▶ _How to complete this task_
The goal is to restate all of the records below word for word.

▶ _Provided records_
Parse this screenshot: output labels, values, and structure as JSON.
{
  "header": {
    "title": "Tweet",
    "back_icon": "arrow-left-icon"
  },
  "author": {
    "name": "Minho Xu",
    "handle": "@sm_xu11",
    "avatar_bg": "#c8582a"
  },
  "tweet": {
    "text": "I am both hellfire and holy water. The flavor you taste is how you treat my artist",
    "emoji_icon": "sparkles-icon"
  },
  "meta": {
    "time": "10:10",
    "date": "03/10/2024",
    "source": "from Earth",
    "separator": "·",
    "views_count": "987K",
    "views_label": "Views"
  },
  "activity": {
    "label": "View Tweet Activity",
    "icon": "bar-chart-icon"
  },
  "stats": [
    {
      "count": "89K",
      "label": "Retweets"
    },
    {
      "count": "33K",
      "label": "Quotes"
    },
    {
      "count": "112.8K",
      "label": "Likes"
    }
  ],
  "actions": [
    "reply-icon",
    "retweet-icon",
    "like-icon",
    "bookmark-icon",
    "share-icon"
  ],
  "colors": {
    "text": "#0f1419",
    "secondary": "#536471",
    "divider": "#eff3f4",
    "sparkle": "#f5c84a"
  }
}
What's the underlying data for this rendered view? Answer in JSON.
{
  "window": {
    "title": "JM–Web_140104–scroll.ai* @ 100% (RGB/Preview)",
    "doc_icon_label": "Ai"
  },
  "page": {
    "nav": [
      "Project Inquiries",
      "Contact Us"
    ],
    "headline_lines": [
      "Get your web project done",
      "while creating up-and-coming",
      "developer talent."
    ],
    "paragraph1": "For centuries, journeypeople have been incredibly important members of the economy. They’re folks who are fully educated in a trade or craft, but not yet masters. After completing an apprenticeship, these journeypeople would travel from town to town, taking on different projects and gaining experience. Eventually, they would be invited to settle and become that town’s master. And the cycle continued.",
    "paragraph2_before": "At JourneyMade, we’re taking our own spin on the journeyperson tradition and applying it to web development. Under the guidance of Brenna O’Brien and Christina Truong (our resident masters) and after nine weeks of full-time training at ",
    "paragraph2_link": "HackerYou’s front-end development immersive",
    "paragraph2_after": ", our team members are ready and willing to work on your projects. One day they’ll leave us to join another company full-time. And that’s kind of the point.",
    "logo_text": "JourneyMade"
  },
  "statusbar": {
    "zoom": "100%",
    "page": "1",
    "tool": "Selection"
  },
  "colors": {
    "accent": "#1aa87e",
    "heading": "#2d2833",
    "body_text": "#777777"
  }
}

▶ _Response_
Parse this screenshot: output labels, values, and structure as JSON.
{
  "header": {
    "title": "Tweet",
    "back_icon": "arrow-left-icon"
  },
  "author": {
    "name": "Minho Xu",
    "handle": "@sm_xu11",
    "avatar_bg": "#c8582a"
  },
  "tweet": {
    "text": "I am both hellfire and holy water. The flavor you taste is how you treat my artist",
    "emoji_icon": "sparkles-icon"
  },
  "meta": {
    "time": "10:10",
    "date": "03/10/2024",
    "source": "from Earth",
    "separator": "·",
    "views_count": "987K",
    "views_label": "Views"
  },
  "activity": {
    "label": "View Tweet Activity",
    "icon": "bar-chart-icon"
  },
  "stats": [
    {
      "count": "89K",
      "label": "Retweets"
    },
    {
      "count": "33K",
      "label": "Quotes"
    },
    {
      "count": "112.8K",
      "label": "Likes"
    }
  ],
  "actions": [
    "reply-icon",
    "retweet-icon",
    "like-icon",
    "bookmark-icon",
    "share-icon"
  ],
  "colors": {
    "text": "#0f1419",
    "secondary": "#536471",
    "divider": "#eff3f4",
    "sparkle": "#f5c84a"
  }
}
What's the underlying data for this rendered view? Answer in JSON.
{
  "window": {
    "title": "JM–Web_140104–scroll.ai* @ 100% (RGB/Preview)",
    "doc_icon_label": "Ai"
  },
  "page": {
    "nav": [
      "Project Inquiries",
      "Contact Us"
    ],
    "headline_lines": [
      "Get your web project done",
      "while creating up-and-coming",
      "developer talent."
    ],
    "paragraph1": "For centuries, journeypeople have been incredibly important members of the economy. They’re folks who are fully educated in a trade or craft, but not yet masters. After completing an apprenticeship, these journeypeople would travel from town to town, taking on different projects and gaining experience. Eventually, they would be invited to settle and become that town’s master. And the cycle continued.",
    "paragraph2_before": "At JourneyMade, we’re taking our own spin on the journeyperson tradition and applying it to web development. Under the guidance of Brenna O’Brien and Christina Truong (our resident masters) and after nine weeks of full-time training at ",
    "paragraph2_link": "HackerYou’s front-end development immersive",
    "paragraph2_after": ", our team members are ready and willing to work on your projects. One day they’ll leave us to join another company full-time. And that’s kind of the point.",
    "logo_text": "JourneyMade"
  },
  "statusbar": {
    "zoom": "100%",
    "page": "1",
    "tool": "Selection"
  },
  "colors": {
    "accent": "#1aa87e",
    "heading": "#2d2833",
    "body_text": "#777777"
  }
}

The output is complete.